=== Begin Enclosure ===

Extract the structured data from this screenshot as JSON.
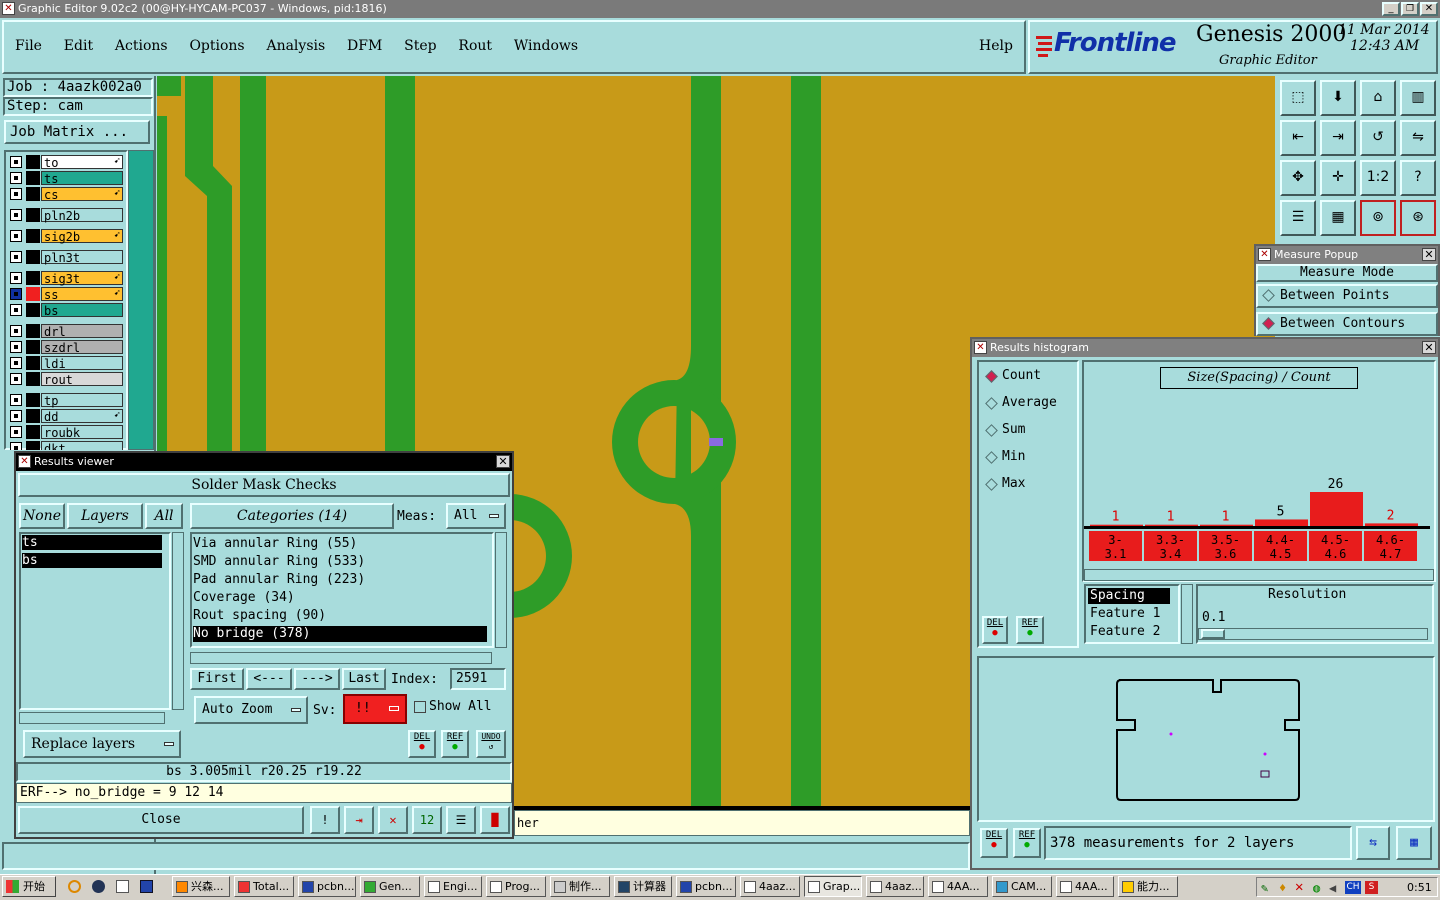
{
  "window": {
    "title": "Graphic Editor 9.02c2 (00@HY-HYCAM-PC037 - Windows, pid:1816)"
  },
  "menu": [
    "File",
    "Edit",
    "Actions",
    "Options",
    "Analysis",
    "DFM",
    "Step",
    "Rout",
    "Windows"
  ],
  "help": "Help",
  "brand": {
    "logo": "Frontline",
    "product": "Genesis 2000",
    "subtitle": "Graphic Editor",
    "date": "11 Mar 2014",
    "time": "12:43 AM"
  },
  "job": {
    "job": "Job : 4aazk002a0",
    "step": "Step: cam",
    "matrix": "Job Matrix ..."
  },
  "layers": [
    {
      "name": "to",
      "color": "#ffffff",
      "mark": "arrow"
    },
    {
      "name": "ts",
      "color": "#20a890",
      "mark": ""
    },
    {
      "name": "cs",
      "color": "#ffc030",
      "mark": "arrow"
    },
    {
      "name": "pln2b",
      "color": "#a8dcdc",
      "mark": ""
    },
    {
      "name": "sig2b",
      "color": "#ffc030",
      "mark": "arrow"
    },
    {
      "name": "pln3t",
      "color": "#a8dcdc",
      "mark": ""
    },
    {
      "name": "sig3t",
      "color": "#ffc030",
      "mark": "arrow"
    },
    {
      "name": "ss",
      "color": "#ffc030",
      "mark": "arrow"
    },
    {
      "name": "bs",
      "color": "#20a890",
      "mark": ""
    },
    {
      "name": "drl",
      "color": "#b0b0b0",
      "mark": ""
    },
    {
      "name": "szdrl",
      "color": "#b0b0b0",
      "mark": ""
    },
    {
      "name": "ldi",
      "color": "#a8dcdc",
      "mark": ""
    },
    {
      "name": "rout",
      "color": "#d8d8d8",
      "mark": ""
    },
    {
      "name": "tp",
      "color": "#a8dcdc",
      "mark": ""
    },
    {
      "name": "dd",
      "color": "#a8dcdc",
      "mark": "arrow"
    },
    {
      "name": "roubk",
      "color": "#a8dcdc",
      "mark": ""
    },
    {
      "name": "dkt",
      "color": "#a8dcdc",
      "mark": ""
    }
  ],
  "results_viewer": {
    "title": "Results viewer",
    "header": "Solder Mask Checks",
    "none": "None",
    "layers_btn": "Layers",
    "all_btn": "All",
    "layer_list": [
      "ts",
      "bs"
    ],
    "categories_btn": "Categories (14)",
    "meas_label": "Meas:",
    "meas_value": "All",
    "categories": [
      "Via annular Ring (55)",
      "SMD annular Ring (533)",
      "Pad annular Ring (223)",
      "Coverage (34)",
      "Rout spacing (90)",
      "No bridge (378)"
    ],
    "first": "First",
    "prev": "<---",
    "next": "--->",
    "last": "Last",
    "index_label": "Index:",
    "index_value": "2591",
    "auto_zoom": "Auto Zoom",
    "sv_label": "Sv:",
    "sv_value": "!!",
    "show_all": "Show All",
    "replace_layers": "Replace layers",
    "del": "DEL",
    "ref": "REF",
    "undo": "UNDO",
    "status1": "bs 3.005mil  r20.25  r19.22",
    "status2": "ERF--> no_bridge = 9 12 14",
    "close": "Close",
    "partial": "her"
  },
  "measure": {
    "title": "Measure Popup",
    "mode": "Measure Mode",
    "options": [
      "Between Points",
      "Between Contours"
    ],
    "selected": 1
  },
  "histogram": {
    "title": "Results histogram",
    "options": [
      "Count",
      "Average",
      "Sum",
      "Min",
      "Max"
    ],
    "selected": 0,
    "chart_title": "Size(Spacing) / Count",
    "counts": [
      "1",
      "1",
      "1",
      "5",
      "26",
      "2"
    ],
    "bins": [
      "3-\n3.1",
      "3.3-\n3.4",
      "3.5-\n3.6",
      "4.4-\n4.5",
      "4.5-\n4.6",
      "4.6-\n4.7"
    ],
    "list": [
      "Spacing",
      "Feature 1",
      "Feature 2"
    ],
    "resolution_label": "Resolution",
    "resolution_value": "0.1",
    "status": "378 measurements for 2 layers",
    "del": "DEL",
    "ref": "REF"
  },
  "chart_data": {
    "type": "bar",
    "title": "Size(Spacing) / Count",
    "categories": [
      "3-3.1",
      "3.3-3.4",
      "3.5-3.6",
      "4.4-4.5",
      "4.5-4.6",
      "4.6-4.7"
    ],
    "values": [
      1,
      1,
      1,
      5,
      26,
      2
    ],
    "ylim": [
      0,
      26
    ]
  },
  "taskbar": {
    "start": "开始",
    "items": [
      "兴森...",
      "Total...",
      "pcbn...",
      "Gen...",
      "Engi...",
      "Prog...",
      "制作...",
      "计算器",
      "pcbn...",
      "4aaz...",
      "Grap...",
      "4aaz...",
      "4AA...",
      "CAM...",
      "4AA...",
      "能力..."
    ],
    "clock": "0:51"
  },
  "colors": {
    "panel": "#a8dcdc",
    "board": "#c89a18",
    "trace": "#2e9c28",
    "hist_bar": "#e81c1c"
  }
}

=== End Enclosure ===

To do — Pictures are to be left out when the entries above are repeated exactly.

Response —
Extract the structured data from this screenshot as JSON.
{
  "window": {
    "title": "Graphic Editor 9.02c2 (00@HY-HYCAM-PC037 - Windows, pid:1816)"
  },
  "menu": [
    "File",
    "Edit",
    "Actions",
    "Options",
    "Analysis",
    "DFM",
    "Step",
    "Rout",
    "Windows"
  ],
  "help": "Help",
  "brand": {
    "logo": "Frontline",
    "product": "Genesis 2000",
    "subtitle": "Graphic Editor",
    "date": "11 Mar 2014",
    "time": "12:43 AM"
  },
  "job": {
    "job": "Job : 4aazk002a0",
    "step": "Step: cam",
    "matrix": "Job Matrix ..."
  },
  "layers": [
    {
      "name": "to",
      "color": "#ffffff",
      "mark": "arrow"
    },
    {
      "name": "ts",
      "color": "#20a890",
      "mark": ""
    },
    {
      "name": "cs",
      "color": "#ffc030",
      "mark": "arrow"
    },
    {
      "name": "pln2b",
      "color": "#a8dcdc",
      "mark": ""
    },
    {
      "name": "sig2b",
      "color": "#ffc030",
      "mark": "arrow"
    },
    {
      "name": "pln3t",
      "color": "#a8dcdc",
      "mark": ""
    },
    {
      "name": "sig3t",
      "color": "#ffc030",
      "mark": "arrow"
    },
    {
      "name": "ss",
      "color": "#ffc030",
      "mark": "arrow"
    },
    {
      "name": "bs",
      "color": "#20a890",
      "mark": ""
    },
    {
      "name": "drl",
      "color": "#b0b0b0",
      "mark": ""
    },
    {
      "name": "szdrl",
      "color": "#b0b0b0",
      "mark": ""
    },
    {
      "name": "ldi",
      "color": "#a8dcdc",
      "mark": ""
    },
    {
      "name": "rout",
      "color": "#d8d8d8",
      "mark": ""
    },
    {
      "name": "tp",
      "color": "#a8dcdc",
      "mark": ""
    },
    {
      "name": "dd",
      "color": "#a8dcdc",
      "mark": "arrow"
    },
    {
      "name": "roubk",
      "color": "#a8dcdc",
      "mark": ""
    },
    {
      "name": "dkt",
      "color": "#a8dcdc",
      "mark": ""
    }
  ],
  "results_viewer": {
    "title": "Results viewer",
    "header": "Solder Mask Checks",
    "none": "None",
    "layers_btn": "Layers",
    "all_btn": "All",
    "layer_list": [
      "ts",
      "bs"
    ],
    "categories_btn": "Categories (14)",
    "meas_label": "Meas:",
    "meas_value": "All",
    "categories": [
      "Via annular Ring (55)",
      "SMD annular Ring (533)",
      "Pad annular Ring (223)",
      "Coverage (34)",
      "Rout spacing (90)",
      "No bridge (378)"
    ],
    "first": "First",
    "prev": "<---",
    "next": "--->",
    "last": "Last",
    "index_label": "Index:",
    "index_value": "2591",
    "auto_zoom": "Auto Zoom",
    "sv_label": "Sv:",
    "sv_value": "!!",
    "show_all": "Show All",
    "replace_layers": "Replace layers",
    "del": "DEL",
    "ref": "REF",
    "undo": "UNDO",
    "status1": "bs 3.005mil  r20.25  r19.22",
    "status2": "ERF--> no_bridge = 9 12 14",
    "close": "Close",
    "partial": "her"
  },
  "measure": {
    "title": "Measure Popup",
    "mode": "Measure Mode",
    "options": [
      "Between Points",
      "Between Contours"
    ],
    "selected": 1
  },
  "histogram": {
    "title": "Results histogram",
    "options": [
      "Count",
      "Average",
      "Sum",
      "Min",
      "Max"
    ],
    "selected": 0,
    "chart_title": "Size(Spacing) / Count",
    "counts": [
      "1",
      "1",
      "1",
      "5",
      "26",
      "2"
    ],
    "bins": [
      "3-\n3.1",
      "3.3-\n3.4",
      "3.5-\n3.6",
      "4.4-\n4.5",
      "4.5-\n4.6",
      "4.6-\n4.7"
    ],
    "list": [
      "Spacing",
      "Feature 1",
      "Feature 2"
    ],
    "resolution_label": "Resolution",
    "resolution_value": "0.1",
    "status": "378 measurements for 2 layers",
    "del": "DEL",
    "ref": "REF"
  },
  "chart_data": {
    "type": "bar",
    "title": "Size(Spacing) / Count",
    "categories": [
      "3-3.1",
      "3.3-3.4",
      "3.5-3.6",
      "4.4-4.5",
      "4.5-4.6",
      "4.6-4.7"
    ],
    "values": [
      1,
      1,
      1,
      5,
      26,
      2
    ],
    "ylim": [
      0,
      26
    ]
  },
  "taskbar": {
    "start": "开始",
    "items": [
      "兴森...",
      "Total...",
      "pcbn...",
      "Gen...",
      "Engi...",
      "Prog...",
      "制作...",
      "计算器",
      "pcbn...",
      "4aaz...",
      "Grap...",
      "4aaz...",
      "4AA...",
      "CAM...",
      "4AA...",
      "能力..."
    ],
    "clock": "0:51"
  },
  "colors": {
    "panel": "#a8dcdc",
    "board": "#c89a18",
    "trace": "#2e9c28",
    "hist_bar": "#e81c1c"
  }
}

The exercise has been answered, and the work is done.